By the end of this section, you’ll know:
- The basics of Elixir
- Use the elixir REPL to run elixir code
- Run elixir code from a script
- How to find elixir documentation
We can use the REPL (Read-Eval-Print Loop) command-line tool to write and run simple elixir calculations directly from the command-line. The REPL tool is great for writing simple elixir code, checking on syntax, and understanding how the Elixir run-time works.
Let’s open the Interactive Elixir REPL.
iex into your command line.
iex command (_I_nteractive _E_li_X_ir), which launches the Interactive EliXir command prompt.
>$ iex Erlang/OTP 20 [erts-9.1] [source] [64-bit] [smp:4:4] [ds:4:4:10] [async-threads:10] [hipe] [kernel-poll:false] Interactive Elixir (1.6.1) - press Ctrl+C to exit (type h() ENTER for help)
From this console, we’ll be able to play around and experiment with Elixir. Anytime that you see code prepended by the string
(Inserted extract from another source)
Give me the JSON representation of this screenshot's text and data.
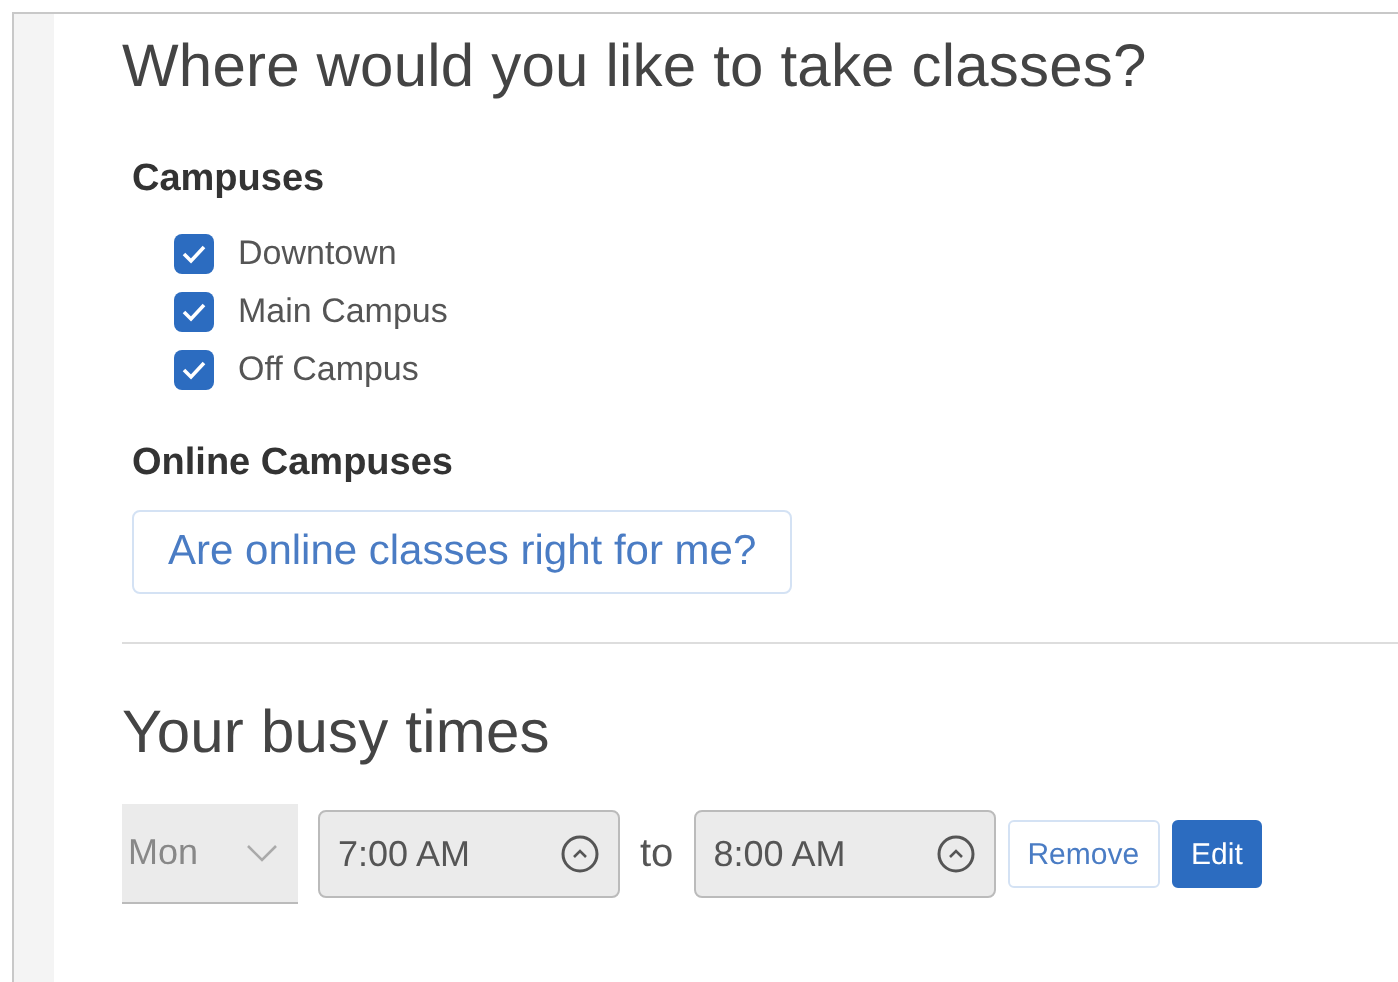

iex> , this means we’re working inside the REPL. Feel free to try it along with us as we go. It’s a good way to get your fingers working through writing Elixir.
h command is the help command. It is very useful to find information the elixir language
h into the command line
You should see something similar to the following:
iex(1)> h warning: variable "h" does not exist and is being expanded to "h()", please use parentheses to remove the ambiguity or change the variable name iex:1 IEx.Helpers Welcome to Interactive Elixir. You are currently seeing the documentation for the module IEx.Helpers which provides many helpers to make Elixir's shell more joyful to work with. This message was triggered by invoking the helper h(), usually referred to as h/0 (since it expects 0 arguments). You can use the h/1 function to invoke the documentation for any Elixir module or function: iex> h Enum iex> h Enum.map iex> h Enum.reverse/1 You can also use the i/1 function to introspect any value you have in the shell: iex> i "hello" There are many other helpers available:
In this section, we’ll be using a few notations it’s good to know about before we start.
If you see the notation of a name followed by a
/ and number, this indicates a function and it’s number of arguments (arity). For example:
is_integer/1- indicates a function called
Newer versions of IEx have implemented the h/1 command. ‘h’ is a quick access to the docs. Let’s try it with the
h Integer.to_string into command line
iex(4)> h Integer.to_string def to_string(integer) Returns a binary which corresponds to the text representation of integer. Inlined by the compiler. ## Examples iex> Integer.to_string(123) "123" iex> Integer.to_string(+456) "456" iex> Integer.to_string(-789) "-789" iex> Integer.to_string(0123) "123"
So as you can see, the
hmethod shows you the arguments the function takes and examples of how it is used. In this case
Integer.to_stringtakes an integer and returns a string.
There is a second function defined by
Integer.to_stringdefined in the docs but we won’t worry about that for now.
To exit the
iex prompt, press
It’s always a great idea to be able to look through documentation when you have a question. Using documentation is often overlooked as a skill and thus, we propose it’s a great idea to start with documentation from the beginning.
There are several different ways to load files into our interactive shell. Using the
c command we can tell our REPL which file to compile.
Let’s create a file names ‘calc.ex’
type the following into the command line:
r command we can recompile.
To see what the
r function does we can use our help command
h r into the terminal
iex(1)> h r def r(module) Recompiles and reloads the given module. Please note that all the modules defined in the same file as module are recompiled and reloaded. This function is meant to be used for development and debugging purposes. Do not depend on it in production code.
We have mentiond the term Arity a few times. Arity means the number of arguments a function takes.
In Elixir when we see a function name it will include the
arity of the function
We can see that the
rem function has an arity of 2.
c or compile function has an arity of 1.
Go on to Elixir Types.
Go back to Why program? Why elixir?.